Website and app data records
== Segment start ==

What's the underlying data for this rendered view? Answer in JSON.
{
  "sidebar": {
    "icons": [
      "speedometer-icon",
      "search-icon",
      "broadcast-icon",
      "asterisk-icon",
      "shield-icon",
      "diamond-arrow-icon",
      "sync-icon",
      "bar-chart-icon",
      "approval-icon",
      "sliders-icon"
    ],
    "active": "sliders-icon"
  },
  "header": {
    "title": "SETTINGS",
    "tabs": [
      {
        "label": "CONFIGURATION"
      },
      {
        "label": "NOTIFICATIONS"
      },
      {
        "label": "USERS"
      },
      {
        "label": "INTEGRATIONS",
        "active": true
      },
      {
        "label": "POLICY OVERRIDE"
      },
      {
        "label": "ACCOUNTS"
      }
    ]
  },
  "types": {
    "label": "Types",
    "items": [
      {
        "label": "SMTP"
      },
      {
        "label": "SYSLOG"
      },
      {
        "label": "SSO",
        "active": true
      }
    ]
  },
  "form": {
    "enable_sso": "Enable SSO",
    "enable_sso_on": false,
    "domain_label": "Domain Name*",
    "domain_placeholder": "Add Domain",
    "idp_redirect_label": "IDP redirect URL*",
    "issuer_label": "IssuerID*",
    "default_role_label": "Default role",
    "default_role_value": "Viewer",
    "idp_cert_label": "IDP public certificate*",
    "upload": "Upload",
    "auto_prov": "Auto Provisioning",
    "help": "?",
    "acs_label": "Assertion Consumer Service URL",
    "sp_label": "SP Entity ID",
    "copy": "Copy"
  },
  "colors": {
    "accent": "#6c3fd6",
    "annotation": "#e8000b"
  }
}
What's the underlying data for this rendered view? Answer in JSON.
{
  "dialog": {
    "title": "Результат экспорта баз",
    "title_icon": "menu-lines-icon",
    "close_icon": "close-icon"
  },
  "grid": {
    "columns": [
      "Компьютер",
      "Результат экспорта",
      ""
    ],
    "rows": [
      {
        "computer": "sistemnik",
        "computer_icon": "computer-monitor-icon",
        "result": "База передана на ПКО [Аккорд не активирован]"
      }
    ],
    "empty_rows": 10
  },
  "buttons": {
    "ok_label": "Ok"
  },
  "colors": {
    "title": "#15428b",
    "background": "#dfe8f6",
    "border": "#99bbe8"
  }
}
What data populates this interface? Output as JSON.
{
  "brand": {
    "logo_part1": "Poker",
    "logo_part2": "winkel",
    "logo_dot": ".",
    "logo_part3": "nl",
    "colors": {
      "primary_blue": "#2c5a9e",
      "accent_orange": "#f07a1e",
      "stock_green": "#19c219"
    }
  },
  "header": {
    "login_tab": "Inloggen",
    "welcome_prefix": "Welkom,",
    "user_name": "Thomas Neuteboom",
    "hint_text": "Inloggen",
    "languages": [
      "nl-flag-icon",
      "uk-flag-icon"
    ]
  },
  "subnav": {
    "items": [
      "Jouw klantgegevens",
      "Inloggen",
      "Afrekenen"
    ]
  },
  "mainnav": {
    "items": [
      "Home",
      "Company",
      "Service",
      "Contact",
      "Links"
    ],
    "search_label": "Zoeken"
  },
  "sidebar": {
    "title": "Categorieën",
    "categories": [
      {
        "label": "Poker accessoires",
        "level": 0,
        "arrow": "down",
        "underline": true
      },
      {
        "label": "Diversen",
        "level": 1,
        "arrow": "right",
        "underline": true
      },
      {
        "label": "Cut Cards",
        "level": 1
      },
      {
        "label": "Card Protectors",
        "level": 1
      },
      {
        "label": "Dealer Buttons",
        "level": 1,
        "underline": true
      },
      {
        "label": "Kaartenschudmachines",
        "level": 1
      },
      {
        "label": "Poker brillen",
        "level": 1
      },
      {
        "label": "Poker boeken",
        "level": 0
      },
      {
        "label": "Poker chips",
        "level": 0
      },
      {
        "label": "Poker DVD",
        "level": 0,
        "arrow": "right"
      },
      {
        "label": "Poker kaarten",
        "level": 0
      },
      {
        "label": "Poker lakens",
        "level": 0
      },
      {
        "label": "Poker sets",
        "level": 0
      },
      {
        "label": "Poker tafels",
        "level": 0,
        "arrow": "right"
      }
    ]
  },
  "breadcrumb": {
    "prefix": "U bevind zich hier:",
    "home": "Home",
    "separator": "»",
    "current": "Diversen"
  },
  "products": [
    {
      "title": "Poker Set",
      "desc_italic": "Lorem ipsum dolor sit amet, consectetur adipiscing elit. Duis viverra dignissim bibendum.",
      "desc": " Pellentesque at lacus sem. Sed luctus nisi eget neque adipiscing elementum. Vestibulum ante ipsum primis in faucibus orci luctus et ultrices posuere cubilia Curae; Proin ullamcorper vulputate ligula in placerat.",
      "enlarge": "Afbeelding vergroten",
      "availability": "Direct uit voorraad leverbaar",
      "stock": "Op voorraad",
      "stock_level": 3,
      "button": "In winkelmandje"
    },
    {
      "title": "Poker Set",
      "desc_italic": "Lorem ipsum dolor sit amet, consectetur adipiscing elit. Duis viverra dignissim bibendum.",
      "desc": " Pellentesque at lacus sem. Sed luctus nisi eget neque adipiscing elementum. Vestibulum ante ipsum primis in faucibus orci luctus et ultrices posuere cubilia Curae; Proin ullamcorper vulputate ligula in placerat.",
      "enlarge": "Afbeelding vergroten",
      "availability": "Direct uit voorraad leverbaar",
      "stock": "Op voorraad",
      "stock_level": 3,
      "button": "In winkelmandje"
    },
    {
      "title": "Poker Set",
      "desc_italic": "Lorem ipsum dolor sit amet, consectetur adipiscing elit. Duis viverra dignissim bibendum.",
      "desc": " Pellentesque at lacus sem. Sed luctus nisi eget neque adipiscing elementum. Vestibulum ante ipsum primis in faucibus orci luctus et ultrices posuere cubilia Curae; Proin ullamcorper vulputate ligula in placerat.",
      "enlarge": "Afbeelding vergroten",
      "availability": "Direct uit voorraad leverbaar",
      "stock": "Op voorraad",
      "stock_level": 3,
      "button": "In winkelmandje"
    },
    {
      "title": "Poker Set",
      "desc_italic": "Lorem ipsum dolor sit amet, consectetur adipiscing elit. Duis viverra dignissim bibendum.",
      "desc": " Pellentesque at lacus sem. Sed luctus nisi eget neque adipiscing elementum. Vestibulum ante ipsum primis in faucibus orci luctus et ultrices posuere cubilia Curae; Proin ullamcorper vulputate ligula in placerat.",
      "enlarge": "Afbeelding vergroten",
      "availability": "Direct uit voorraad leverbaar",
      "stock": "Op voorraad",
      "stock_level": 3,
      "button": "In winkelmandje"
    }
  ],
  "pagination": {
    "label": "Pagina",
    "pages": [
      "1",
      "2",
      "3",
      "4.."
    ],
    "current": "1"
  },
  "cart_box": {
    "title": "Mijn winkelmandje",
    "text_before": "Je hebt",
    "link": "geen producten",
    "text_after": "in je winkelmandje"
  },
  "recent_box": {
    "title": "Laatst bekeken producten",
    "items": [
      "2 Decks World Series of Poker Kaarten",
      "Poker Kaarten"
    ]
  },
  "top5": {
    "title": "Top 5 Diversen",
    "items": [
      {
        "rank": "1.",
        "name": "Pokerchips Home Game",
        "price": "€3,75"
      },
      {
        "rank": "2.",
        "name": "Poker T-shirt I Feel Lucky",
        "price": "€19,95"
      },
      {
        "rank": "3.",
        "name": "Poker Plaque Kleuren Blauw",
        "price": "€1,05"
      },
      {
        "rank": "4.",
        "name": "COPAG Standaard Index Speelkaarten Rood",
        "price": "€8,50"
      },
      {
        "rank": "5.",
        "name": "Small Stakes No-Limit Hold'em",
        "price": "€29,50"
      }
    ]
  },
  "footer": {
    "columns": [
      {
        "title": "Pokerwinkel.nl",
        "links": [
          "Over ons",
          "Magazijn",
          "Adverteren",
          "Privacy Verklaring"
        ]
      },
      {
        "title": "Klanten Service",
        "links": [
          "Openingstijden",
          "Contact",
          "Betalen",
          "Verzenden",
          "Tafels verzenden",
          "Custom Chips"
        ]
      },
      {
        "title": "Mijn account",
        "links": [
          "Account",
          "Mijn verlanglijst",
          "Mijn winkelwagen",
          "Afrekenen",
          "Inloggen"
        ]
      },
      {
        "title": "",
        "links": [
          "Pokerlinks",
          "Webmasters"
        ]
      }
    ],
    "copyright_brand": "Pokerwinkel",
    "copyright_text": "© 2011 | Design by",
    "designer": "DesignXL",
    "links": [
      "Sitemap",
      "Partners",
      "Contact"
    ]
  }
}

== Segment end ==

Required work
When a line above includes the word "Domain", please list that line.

Exercise answer
    "domain_label": "Domain Name*",
    "domain_placeholder": "Add Domain",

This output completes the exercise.